**DATA TO EXAMINE**
Start of Block
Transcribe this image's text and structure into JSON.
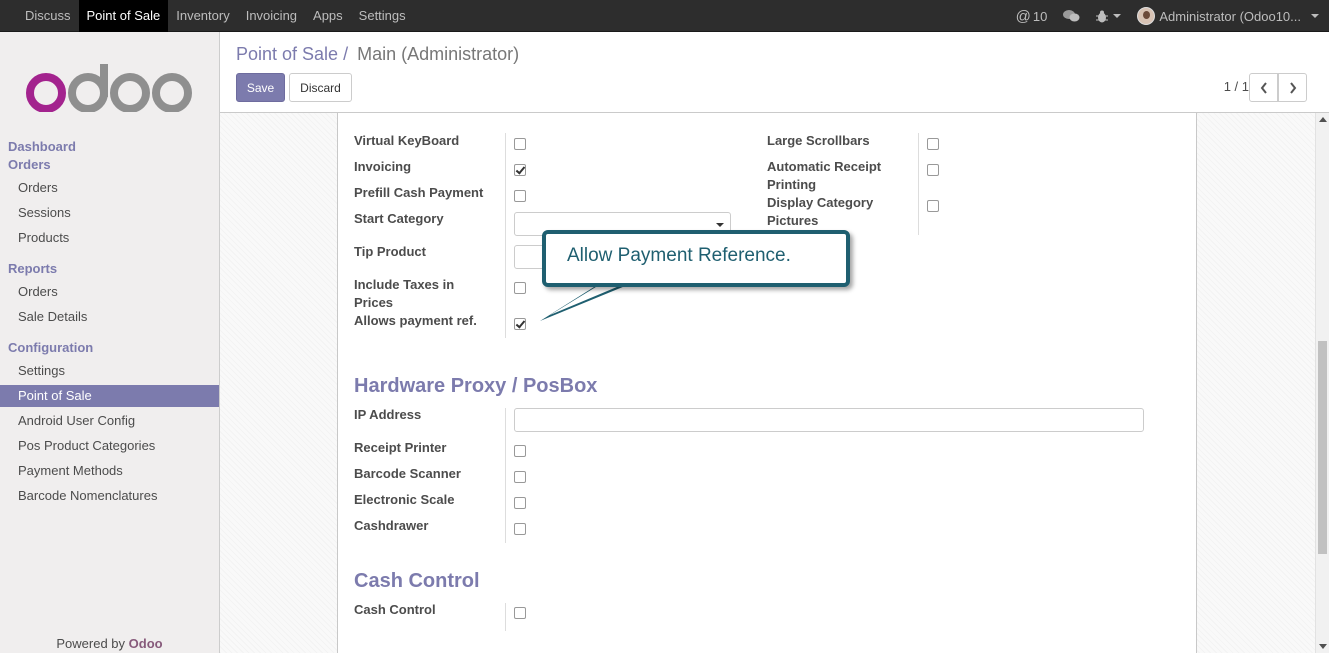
{
  "topbar": {
    "menu": [
      "Discuss",
      "Point of Sale",
      "Inventory",
      "Invoicing",
      "Apps",
      "Settings"
    ],
    "active_menu": "Point of Sale",
    "messages_count": "10",
    "user": "Administrator (Odoo10..."
  },
  "sidebar": {
    "logo_text": "odoo",
    "dashboard": "Dashboard",
    "orders_head": "Orders",
    "orders_items": [
      "Orders",
      "Sessions",
      "Products"
    ],
    "reports_head": "Reports",
    "reports_items": [
      "Orders",
      "Sale Details"
    ],
    "config_head": "Configuration",
    "config_items": [
      "Settings",
      "Point of Sale",
      "Android User Config",
      "Pos Product Categories",
      "Payment Methods",
      "Barcode Nomenclatures"
    ],
    "active_item": "Point of Sale",
    "powered_by": "Powered by",
    "powered_brand": "Odoo"
  },
  "control_panel": {
    "breadcrumb_parent": "Point of Sale",
    "breadcrumb_sep": "/",
    "breadcrumb_current": "Main (Administrator)",
    "save_label": "Save",
    "discard_label": "Discard",
    "pager": "1 / 1"
  },
  "form": {
    "left_fields": {
      "virtual_keyboard": {
        "label": "Virtual KeyBoard",
        "checked": false
      },
      "invoicing": {
        "label": "Invoicing",
        "checked": true
      },
      "prefill_cash": {
        "label": "Prefill Cash Payment",
        "checked": false
      },
      "start_category": {
        "label": "Start Category",
        "value": ""
      },
      "tip_product": {
        "label": "Tip Product",
        "value": ""
      },
      "include_taxes": {
        "label_line1": "Include Taxes in",
        "label_line2": "Prices",
        "checked": false
      },
      "allows_payment_ref": {
        "label": "Allows payment ref.",
        "checked": true
      }
    },
    "right_fields": {
      "large_scrollbars": {
        "label": "Large Scrollbars",
        "checked": false
      },
      "auto_receipt": {
        "label_line1": "Automatic Receipt",
        "label_line2": "Printing",
        "checked": false
      },
      "display_category_pictures": {
        "label_line1": "Display Category",
        "label_line2": "Pictures",
        "checked": false
      }
    },
    "hardware_section": {
      "title": "Hardware Proxy / PosBox",
      "ip_address": {
        "label": "IP Address",
        "value": ""
      },
      "receipt_printer": {
        "label": "Receipt Printer",
        "checked": false
      },
      "barcode_scanner": {
        "label": "Barcode Scanner",
        "checked": false
      },
      "electronic_scale": {
        "label": "Electronic Scale",
        "checked": false
      },
      "cashdrawer": {
        "label": "Cashdrawer",
        "checked": false
      }
    },
    "cash_section": {
      "title": "Cash Control",
      "cash_control": {
        "label": "Cash Control",
        "checked": false
      }
    }
  },
  "callout": {
    "text": "Allow Payment Reference."
  },
  "colors": {
    "brand_purple": "#7c7bad",
    "navbar": "#2d2d2d",
    "callout_border": "#1f5f70",
    "odoo_magenta": "#a3238e"
  }
}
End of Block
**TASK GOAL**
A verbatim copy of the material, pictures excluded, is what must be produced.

**FINISHED EXERCISE**
Transcribe this image's text and structure into JSON.
{
  "topbar": {
    "menu": [
      "Discuss",
      "Point of Sale",
      "Inventory",
      "Invoicing",
      "Apps",
      "Settings"
    ],
    "active_menu": "Point of Sale",
    "messages_count": "10",
    "user": "Administrator (Odoo10..."
  },
  "sidebar": {
    "logo_text": "odoo",
    "dashboard": "Dashboard",
    "orders_head": "Orders",
    "orders_items": [
      "Orders",
      "Sessions",
      "Products"
    ],
    "reports_head": "Reports",
    "reports_items": [
      "Orders",
      "Sale Details"
    ],
    "config_head": "Configuration",
    "config_items": [
      "Settings",
      "Point of Sale",
      "Android User Config",
      "Pos Product Categories",
      "Payment Methods",
      "Barcode Nomenclatures"
    ],
    "active_item": "Point of Sale",
    "powered_by": "Powered by",
    "powered_brand": "Odoo"
  },
  "control_panel": {
    "breadcrumb_parent": "Point of Sale",
    "breadcrumb_sep": "/",
    "breadcrumb_current": "Main (Administrator)",
    "save_label": "Save",
    "discard_label": "Discard",
    "pager": "1 / 1"
  },
  "form": {
    "left_fields": {
      "virtual_keyboard": {
        "label": "Virtual KeyBoard",
        "checked": false
      },
      "invoicing": {
        "label": "Invoicing",
        "checked": true
      },
      "prefill_cash": {
        "label": "Prefill Cash Payment",
        "checked": false
      },
      "start_category": {
        "label": "Start Category",
        "value": ""
      },
      "tip_product": {
        "label": "Tip Product",
        "value": ""
      },
      "include_taxes": {
        "label_line1": "Include Taxes in",
        "label_line2": "Prices",
        "checked": false
      },
      "allows_payment_ref": {
        "label": "Allows payment ref.",
        "checked": true
      }
    },
    "right_fields": {
      "large_scrollbars": {
        "label": "Large Scrollbars",
        "checked": false
      },
      "auto_receipt": {
        "label_line1": "Automatic Receipt",
        "label_line2": "Printing",
        "checked": false
      },
      "display_category_pictures": {
        "label_line1": "Display Category",
        "label_line2": "Pictures",
        "checked": false
      }
    },
    "hardware_section": {
      "title": "Hardware Proxy / PosBox",
      "ip_address": {
        "label": "IP Address",
        "value": ""
      },
      "receipt_printer": {
        "label": "Receipt Printer",
        "checked": false
      },
      "barcode_scanner": {
        "label": "Barcode Scanner",
        "checked": false
      },
      "electronic_scale": {
        "label": "Electronic Scale",
        "checked": false
      },
      "cashdrawer": {
        "label": "Cashdrawer",
        "checked": false
      }
    },
    "cash_section": {
      "title": "Cash Control",
      "cash_control": {
        "label": "Cash Control",
        "checked": false
      }
    }
  },
  "callout": {
    "text": "Allow Payment Reference."
  },
  "colors": {
    "brand_purple": "#7c7bad",
    "navbar": "#2d2d2d",
    "callout_border": "#1f5f70",
    "odoo_magenta": "#a3238e"
  }
}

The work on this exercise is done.